▶ **Work task**
Copy the entries below verbatim, omitting any pictures they contain.

=== Section Start ===

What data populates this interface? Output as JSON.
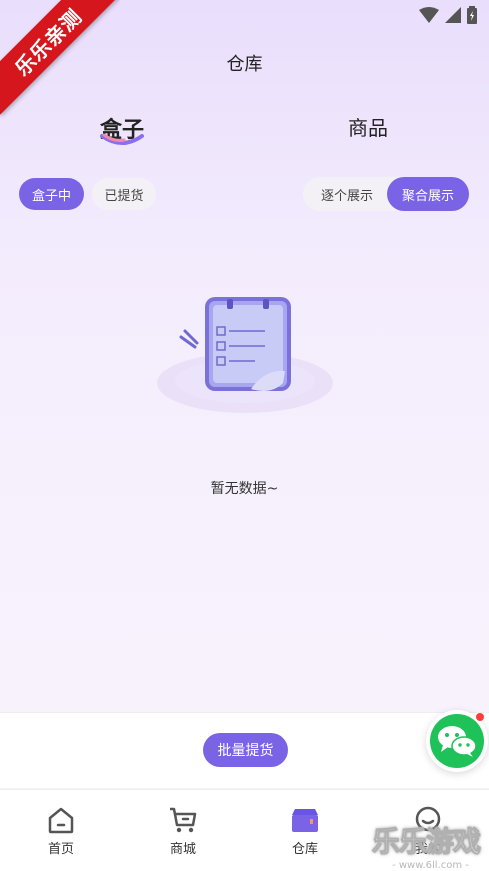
{
  "header": {
    "title": "仓库"
  },
  "ribbon": {
    "text": "乐乐亲测"
  },
  "main_tabs": [
    {
      "label": "盒子",
      "active": true
    },
    {
      "label": "商品",
      "active": false
    }
  ],
  "filters": {
    "status": [
      {
        "label": "盒子中",
        "active": true
      },
      {
        "label": "已提货",
        "active": false
      }
    ],
    "display_mode": [
      {
        "label": "逐个展示",
        "active": false
      },
      {
        "label": "聚合展示",
        "active": true
      }
    ]
  },
  "empty_state": {
    "text": "暂无数据~",
    "icon": "empty-notebook-icon"
  },
  "action_bar": {
    "batch_label": "批量提货"
  },
  "float_button": {
    "icon": "wechat-icon",
    "has_badge": true
  },
  "bottom_nav": [
    {
      "label": "首页",
      "icon": "home-icon",
      "active": false
    },
    {
      "label": "商城",
      "icon": "cart-icon",
      "active": false
    },
    {
      "label": "仓库",
      "icon": "warehouse-icon",
      "active": true
    },
    {
      "label": "我的",
      "icon": "profile-icon",
      "active": false
    }
  ],
  "watermark": {
    "big": "乐乐游戏",
    "small": "- www.6ll.com -"
  },
  "colors": {
    "accent": "#7b63e6",
    "ribbon": "#d5161c",
    "wechat": "#1fc159"
  }
}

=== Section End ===

▶ **Result**
What data populates this interface? Output as JSON.
{
  "header": {
    "title": "仓库"
  },
  "ribbon": {
    "text": "乐乐亲测"
  },
  "main_tabs": [
    {
      "label": "盒子",
      "active": true
    },
    {
      "label": "商品",
      "active": false
    }
  ],
  "filters": {
    "status": [
      {
        "label": "盒子中",
        "active": true
      },
      {
        "label": "已提货",
        "active": false
      }
    ],
    "display_mode": [
      {
        "label": "逐个展示",
        "active": false
      },
      {
        "label": "聚合展示",
        "active": true
      }
    ]
  },
  "empty_state": {
    "text": "暂无数据~",
    "icon": "empty-notebook-icon"
  },
  "action_bar": {
    "batch_label": "批量提货"
  },
  "float_button": {
    "icon": "wechat-icon",
    "has_badge": true
  },
  "bottom_nav": [
    {
      "label": "首页",
      "icon": "home-icon",
      "active": false
    },
    {
      "label": "商城",
      "icon": "cart-icon",
      "active": false
    },
    {
      "label": "仓库",
      "icon": "warehouse-icon",
      "active": true
    },
    {
      "label": "我的",
      "icon": "profile-icon",
      "active": false
    }
  ],
  "watermark": {
    "big": "乐乐游戏",
    "small": "- www.6ll.com -"
  },
  "colors": {
    "accent": "#7b63e6",
    "ribbon": "#d5161c",
    "wechat": "#1fc159"
  }
}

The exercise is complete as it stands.